First of all, the Administrative High Court) comments on the Tax Appeals Court's view that double taxation which occurs in the case of two different taxpayers can also be covered by the measure of Sec 48 para 5 Fiscal Code. This is in contrast to the existing case law of the Administrative High Court, according to which the admissibility of a relief measure of Sec 48 para 5 Fiscal Code is to be affirmed if a genuine (legal) double taxation exists. However, this issue was not the subject of the submitted appeal.
With regard to the applicability of Sec 48 para 5 BAO, the Administrative High Court explained that the appeal did not succeed in showing that the decision of the Tax Appeals Court was unlawful and unjustified in the area of discretion. According to the case law of the Administrative High Court, the taxpayer claiming preferential treatment has to prove the existence of all circumstances on which the preferential treatment under tax law can be based, without any doubt. In this regard, the Administrative High Court adds that, assuming that the appellant did not appeal against the Austrian income tax assessment due to the lack of prospects, it would in any case have been his task to explain in the proceedings the circumstances - to be taken into account in the exercise of discretion - for which he did not declare the income in Austria from the outset. The appellant failed to do so, although the Federal Ministry of Finance based its decision on the fact that, it had to be taken into account that the appellant had used a tax avoidance scheme that was intended to shift income subject to Austrian taxation sovereignty to an inoperative company in Malta. In addition, the appellant has forfeited the possibility of a refund of corporate income tax in Malta through the liquidation of the Ltd.
The appeal was therefore rejected.
In the present decision, the Administrative High Court confirms its existing case law according to which the admissibility of a relief measure under Sec 48 para 5 Fiscal Code can only be affirmed if there is genuine (legal) double taxation. This is understood to mean a levy of the same/similar taxes from the same taxpayer. In comparison, non-genuine (economic) double taxation covers transactions in which the same object of taxation is taxed by different taxpayers.
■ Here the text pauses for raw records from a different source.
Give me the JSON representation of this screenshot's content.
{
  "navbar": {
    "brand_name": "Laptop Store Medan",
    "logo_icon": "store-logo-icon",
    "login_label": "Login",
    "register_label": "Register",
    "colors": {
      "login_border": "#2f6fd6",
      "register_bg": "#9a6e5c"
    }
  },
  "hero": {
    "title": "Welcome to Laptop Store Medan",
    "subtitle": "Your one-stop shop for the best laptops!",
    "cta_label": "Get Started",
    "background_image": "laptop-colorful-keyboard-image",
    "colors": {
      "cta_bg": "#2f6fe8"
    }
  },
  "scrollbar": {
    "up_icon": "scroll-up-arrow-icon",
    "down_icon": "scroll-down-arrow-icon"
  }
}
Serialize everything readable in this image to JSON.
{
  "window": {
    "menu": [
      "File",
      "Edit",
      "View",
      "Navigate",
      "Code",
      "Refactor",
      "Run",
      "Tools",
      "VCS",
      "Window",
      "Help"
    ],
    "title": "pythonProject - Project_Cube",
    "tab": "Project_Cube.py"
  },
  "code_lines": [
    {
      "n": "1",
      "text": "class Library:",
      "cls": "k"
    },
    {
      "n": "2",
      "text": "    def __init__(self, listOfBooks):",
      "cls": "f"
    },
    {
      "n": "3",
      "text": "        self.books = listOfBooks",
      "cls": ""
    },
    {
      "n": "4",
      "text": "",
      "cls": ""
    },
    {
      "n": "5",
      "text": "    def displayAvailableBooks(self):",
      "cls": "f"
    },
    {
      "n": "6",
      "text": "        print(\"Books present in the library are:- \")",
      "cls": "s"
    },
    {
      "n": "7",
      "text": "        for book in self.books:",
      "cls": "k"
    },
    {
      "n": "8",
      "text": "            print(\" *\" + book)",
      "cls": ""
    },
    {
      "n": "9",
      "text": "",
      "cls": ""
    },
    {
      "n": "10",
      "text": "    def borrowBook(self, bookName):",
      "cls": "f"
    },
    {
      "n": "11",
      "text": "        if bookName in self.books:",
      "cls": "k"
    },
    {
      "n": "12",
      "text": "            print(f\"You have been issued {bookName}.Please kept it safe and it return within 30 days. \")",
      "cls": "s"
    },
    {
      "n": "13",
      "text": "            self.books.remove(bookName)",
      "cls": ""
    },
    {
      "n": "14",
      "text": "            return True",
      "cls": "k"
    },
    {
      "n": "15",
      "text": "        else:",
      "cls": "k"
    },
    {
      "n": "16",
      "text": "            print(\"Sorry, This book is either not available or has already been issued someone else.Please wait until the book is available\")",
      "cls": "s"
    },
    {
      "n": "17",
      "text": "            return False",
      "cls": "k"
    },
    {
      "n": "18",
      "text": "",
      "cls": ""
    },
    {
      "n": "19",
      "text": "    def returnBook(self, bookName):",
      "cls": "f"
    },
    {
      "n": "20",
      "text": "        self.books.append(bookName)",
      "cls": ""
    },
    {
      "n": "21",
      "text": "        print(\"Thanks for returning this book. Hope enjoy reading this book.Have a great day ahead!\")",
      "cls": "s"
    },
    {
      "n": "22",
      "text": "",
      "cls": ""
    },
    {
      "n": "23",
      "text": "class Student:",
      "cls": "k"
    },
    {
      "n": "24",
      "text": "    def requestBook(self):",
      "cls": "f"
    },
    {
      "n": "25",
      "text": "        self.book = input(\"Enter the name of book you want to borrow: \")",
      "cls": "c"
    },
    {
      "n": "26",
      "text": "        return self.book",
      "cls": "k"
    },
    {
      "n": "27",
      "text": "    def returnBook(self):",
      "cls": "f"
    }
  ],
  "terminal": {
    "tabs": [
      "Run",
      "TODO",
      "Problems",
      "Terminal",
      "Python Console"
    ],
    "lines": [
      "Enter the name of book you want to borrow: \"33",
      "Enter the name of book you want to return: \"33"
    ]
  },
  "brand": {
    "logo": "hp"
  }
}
Furthermore, the Administrative High Court holds that the procedure under Sec 48 para 5 Fiscal Code does not serve to make up for objections that were omitted in the assessment procedure (in this case, appeal of the assessment notice). The legitimate interest of the party (equity) in avoiding double taxation does not prevail if the public interest in collecting the levy (expediency) prevails (tax avoidance model).
Wolfgang Prehal ist Steuerberater bei Deloitte Wien. Sein Tätigkeitsschwerpunkte liegen in der laufenden steuerlichen Beratung nationaler und internationaler Unternehmen und Konzernen. Als Teil des Verrechnungspreis Teams unterstützt er zudem in der Beratung von multinational agierenden österreichischen Unternehmen und österreichischen Geschäftseinheiten ausländischer Unternehmensgruppen.
Stefan Käppl ist in der Steuerberatung bei Deloitte Wien beschäftigt. Seine Tätigkeitsschwerpunkte liegen im Bereich der Verrechnungspreisunterstützung.